**Task requirements:**
All lines in the entries below that hold "true" make up the answer.

# # # # # # #

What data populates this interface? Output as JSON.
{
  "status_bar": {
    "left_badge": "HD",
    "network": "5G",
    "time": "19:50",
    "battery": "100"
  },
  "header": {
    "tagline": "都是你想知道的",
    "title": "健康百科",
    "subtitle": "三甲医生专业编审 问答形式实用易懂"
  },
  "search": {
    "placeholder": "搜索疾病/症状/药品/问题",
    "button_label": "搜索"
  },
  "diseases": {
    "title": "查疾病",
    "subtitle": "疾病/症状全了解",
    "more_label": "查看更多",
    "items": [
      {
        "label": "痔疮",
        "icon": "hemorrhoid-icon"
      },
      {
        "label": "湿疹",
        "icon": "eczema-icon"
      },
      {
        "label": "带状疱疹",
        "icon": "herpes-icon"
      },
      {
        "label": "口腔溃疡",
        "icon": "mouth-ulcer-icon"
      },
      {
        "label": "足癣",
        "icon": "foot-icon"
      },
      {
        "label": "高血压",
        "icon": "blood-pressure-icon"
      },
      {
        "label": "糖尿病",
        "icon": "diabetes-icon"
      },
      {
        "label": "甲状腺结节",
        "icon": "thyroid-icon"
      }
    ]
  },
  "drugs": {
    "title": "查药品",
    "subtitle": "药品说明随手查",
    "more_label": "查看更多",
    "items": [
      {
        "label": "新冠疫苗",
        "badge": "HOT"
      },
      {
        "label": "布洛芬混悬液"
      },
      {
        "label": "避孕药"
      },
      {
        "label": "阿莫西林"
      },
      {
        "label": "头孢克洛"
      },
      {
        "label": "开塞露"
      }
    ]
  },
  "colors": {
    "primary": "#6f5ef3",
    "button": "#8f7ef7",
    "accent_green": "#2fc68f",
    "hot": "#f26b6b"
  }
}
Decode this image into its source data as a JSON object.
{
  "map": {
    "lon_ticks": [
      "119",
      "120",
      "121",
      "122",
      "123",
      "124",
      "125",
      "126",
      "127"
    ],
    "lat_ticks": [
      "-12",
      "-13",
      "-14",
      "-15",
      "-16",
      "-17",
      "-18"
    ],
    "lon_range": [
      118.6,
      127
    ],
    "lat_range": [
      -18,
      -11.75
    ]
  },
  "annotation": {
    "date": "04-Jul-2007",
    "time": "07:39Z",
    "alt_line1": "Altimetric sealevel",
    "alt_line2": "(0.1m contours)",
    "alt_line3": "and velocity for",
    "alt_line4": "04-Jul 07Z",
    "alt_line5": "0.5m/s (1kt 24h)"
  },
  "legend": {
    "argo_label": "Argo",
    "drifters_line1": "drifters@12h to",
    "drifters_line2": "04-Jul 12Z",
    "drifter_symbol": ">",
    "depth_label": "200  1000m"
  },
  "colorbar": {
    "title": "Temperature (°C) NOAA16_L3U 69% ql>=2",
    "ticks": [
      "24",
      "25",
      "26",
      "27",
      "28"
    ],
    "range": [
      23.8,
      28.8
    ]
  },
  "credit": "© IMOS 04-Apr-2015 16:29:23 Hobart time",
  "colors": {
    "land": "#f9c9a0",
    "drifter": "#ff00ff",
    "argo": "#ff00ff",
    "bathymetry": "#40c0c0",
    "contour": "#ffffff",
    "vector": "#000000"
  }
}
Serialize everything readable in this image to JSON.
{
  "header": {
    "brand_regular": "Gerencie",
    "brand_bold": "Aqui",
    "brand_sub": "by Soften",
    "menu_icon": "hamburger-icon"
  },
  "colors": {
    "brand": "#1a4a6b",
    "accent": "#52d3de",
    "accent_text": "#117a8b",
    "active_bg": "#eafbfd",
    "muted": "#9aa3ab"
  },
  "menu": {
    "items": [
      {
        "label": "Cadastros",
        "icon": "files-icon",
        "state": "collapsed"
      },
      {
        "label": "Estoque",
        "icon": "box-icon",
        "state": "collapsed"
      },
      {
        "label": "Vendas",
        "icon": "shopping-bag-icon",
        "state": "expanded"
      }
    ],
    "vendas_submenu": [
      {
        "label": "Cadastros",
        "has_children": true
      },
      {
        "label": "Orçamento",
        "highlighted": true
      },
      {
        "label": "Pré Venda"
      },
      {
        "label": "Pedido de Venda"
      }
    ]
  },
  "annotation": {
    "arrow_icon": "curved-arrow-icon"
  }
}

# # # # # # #

**Response to the exercise:**
        "has_children": true
        "highlighted": true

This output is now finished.